(PROVIDED DATA)

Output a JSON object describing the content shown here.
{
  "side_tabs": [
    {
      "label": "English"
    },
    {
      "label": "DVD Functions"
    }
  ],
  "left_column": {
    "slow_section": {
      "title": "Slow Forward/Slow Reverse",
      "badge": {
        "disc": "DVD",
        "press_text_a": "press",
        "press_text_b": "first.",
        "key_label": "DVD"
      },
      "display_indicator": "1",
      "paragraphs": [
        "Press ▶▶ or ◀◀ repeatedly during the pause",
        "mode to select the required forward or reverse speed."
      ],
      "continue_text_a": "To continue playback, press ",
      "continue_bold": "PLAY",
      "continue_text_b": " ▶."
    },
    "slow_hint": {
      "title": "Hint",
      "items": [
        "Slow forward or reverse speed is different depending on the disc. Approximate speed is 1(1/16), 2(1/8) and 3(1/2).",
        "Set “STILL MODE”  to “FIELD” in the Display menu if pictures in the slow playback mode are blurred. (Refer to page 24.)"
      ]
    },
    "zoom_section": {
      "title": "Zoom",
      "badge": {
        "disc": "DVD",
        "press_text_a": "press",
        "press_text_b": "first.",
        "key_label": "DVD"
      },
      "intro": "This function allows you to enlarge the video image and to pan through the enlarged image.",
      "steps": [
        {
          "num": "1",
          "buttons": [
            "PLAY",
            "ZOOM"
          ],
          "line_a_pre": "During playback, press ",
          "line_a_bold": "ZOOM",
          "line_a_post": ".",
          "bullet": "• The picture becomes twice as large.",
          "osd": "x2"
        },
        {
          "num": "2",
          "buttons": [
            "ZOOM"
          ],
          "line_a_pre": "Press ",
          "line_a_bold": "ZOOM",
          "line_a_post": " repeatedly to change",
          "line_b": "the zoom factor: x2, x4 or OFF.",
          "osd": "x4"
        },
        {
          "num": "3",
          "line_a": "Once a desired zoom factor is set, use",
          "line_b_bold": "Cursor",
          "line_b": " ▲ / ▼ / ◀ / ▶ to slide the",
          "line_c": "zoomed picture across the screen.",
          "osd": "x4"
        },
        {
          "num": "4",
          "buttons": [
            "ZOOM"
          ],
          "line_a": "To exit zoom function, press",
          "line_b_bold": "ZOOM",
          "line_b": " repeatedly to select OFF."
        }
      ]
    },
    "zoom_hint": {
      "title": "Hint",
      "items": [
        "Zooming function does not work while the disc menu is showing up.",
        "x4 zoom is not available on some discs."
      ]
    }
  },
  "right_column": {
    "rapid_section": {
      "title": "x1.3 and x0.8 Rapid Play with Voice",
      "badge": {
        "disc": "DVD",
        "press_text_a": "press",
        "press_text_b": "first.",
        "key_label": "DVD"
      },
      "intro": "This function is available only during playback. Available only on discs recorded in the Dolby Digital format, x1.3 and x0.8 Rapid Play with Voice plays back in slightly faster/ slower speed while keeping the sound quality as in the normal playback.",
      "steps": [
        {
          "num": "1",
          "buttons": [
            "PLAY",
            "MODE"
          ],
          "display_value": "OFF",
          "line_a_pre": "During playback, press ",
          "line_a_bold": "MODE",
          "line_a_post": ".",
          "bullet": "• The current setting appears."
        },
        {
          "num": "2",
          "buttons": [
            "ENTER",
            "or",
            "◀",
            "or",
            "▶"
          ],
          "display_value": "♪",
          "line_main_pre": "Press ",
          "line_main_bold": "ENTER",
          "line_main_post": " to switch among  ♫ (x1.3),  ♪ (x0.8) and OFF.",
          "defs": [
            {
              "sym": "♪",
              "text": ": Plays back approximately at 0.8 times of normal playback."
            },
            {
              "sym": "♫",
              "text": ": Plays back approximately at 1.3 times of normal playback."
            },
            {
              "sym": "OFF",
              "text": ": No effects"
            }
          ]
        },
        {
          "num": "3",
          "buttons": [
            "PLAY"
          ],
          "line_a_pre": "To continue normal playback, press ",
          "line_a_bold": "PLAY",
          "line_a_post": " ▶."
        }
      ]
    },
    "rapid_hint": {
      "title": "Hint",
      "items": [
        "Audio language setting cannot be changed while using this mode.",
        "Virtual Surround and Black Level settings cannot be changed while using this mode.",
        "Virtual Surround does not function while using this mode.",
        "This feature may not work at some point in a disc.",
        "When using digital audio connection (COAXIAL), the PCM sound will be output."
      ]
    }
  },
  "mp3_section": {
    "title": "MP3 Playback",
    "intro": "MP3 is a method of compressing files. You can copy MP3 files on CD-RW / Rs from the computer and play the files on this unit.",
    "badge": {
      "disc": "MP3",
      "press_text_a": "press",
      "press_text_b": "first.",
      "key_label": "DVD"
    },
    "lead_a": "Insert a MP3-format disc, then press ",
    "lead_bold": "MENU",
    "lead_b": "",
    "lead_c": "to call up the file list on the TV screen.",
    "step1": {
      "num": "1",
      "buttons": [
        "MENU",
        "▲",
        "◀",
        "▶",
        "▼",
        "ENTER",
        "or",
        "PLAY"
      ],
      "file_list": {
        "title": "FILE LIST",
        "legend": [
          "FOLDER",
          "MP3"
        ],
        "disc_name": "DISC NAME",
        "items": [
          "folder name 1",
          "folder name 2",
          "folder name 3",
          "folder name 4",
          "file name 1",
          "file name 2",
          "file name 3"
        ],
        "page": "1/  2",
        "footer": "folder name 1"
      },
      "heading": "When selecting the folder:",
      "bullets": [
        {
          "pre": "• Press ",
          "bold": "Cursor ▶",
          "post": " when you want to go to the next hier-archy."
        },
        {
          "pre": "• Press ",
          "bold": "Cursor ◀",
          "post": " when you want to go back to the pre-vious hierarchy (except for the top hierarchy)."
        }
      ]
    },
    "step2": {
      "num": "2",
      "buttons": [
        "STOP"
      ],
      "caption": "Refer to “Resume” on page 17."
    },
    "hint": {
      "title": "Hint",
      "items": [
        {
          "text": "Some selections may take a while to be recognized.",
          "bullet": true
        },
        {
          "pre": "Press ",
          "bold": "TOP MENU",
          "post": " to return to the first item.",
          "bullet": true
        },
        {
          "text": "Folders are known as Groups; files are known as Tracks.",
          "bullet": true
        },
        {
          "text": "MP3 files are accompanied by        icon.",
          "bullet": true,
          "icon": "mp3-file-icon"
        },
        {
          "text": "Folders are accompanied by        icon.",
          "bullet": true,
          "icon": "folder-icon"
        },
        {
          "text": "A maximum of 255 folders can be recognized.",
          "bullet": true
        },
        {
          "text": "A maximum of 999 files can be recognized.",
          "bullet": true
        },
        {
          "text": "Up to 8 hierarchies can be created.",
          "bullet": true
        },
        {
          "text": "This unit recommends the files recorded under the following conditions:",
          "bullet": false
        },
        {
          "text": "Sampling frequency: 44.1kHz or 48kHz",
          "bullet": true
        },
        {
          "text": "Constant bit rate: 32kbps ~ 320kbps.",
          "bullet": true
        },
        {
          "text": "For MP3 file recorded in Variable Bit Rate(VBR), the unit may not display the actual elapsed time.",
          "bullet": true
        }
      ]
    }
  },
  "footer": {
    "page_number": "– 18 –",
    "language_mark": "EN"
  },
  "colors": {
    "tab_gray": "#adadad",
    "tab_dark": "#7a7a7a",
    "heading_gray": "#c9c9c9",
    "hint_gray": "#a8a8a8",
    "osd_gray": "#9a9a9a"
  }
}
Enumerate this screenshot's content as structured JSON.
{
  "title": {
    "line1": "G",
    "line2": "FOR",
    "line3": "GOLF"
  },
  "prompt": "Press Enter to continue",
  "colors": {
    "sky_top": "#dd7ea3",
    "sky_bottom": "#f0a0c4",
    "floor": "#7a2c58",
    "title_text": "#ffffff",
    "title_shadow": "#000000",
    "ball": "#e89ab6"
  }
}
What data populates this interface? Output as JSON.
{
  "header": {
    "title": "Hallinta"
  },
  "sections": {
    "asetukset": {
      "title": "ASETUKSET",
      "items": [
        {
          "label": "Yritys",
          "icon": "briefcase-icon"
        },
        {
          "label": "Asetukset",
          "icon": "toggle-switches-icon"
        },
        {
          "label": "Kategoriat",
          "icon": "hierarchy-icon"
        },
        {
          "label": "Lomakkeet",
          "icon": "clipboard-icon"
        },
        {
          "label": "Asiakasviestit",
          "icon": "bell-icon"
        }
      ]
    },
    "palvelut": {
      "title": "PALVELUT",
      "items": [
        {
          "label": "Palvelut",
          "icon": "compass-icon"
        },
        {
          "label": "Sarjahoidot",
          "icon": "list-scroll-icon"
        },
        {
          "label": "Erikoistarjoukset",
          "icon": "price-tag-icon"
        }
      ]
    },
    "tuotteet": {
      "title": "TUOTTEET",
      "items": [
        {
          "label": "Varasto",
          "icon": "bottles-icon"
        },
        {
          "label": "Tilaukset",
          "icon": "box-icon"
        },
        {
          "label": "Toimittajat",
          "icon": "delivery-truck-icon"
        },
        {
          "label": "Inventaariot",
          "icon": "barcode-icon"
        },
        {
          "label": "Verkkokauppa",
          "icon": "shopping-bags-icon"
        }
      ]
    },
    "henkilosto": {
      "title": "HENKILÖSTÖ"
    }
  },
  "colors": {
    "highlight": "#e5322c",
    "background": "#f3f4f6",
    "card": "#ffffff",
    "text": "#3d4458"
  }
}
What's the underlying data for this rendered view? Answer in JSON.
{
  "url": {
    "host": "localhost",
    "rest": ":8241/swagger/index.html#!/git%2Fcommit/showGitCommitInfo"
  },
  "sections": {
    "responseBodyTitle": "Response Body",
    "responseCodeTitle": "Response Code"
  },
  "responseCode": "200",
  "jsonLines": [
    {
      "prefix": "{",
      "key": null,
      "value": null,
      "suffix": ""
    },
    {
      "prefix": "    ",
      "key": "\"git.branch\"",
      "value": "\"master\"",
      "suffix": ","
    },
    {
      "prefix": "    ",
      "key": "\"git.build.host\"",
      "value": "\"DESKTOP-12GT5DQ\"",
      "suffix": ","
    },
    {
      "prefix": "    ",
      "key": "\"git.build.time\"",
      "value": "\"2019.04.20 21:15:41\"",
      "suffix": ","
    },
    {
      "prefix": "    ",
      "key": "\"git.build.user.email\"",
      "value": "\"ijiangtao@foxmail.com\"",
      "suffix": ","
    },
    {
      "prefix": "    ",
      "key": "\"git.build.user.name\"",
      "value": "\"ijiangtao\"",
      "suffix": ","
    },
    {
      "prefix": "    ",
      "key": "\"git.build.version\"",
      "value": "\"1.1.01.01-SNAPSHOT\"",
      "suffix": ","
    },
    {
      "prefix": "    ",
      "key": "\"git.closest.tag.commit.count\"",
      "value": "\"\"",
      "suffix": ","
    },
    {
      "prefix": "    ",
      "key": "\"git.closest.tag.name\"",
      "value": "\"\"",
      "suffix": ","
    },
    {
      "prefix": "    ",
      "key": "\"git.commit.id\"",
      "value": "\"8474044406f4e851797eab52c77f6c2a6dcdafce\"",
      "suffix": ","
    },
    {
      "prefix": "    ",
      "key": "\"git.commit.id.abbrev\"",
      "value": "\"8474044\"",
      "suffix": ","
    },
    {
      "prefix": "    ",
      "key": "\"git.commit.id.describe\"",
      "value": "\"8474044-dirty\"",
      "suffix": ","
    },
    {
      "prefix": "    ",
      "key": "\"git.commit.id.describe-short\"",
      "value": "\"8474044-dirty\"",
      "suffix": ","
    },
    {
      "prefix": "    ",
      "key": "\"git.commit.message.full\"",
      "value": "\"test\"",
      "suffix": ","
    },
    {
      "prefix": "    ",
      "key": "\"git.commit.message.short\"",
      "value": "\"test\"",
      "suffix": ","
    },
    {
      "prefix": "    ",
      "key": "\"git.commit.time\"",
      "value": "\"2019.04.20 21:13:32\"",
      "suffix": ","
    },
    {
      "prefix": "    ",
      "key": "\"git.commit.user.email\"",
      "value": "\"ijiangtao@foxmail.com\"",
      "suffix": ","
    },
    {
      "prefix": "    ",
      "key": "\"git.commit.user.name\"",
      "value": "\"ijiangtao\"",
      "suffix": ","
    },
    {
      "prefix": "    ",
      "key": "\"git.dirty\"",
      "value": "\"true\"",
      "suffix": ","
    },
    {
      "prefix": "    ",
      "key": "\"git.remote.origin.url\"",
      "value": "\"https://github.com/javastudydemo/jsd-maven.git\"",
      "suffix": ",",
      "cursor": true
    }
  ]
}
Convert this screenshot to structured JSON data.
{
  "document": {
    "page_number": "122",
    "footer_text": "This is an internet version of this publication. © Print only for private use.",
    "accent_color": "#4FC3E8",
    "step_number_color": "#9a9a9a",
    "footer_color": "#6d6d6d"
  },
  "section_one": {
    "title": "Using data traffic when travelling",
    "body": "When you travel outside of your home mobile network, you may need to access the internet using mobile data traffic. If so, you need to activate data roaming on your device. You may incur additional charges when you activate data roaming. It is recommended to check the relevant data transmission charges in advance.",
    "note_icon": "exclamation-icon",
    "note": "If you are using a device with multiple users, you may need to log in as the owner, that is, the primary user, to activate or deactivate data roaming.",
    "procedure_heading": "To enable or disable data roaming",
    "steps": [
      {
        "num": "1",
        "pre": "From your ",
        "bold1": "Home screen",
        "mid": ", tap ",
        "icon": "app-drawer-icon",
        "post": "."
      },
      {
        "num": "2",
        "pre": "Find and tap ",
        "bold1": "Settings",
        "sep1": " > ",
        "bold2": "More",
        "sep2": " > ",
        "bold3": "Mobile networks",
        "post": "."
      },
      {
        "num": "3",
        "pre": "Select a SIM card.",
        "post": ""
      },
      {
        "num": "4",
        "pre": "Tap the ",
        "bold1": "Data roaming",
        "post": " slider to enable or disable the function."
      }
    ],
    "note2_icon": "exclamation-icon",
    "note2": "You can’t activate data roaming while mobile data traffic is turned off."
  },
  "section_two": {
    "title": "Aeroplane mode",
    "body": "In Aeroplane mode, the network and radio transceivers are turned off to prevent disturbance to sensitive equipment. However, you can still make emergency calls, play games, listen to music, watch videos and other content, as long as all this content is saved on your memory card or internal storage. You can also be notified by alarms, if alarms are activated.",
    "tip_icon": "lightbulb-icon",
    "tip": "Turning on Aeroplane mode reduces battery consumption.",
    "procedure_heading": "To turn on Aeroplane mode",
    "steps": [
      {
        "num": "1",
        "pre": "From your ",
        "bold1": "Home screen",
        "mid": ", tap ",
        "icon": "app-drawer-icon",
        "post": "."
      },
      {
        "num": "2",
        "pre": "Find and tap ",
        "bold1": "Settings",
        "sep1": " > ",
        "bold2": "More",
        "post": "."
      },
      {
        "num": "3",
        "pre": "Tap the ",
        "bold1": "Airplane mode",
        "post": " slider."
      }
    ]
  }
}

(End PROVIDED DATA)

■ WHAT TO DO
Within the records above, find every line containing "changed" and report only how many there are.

■ RESPONSE AREA
2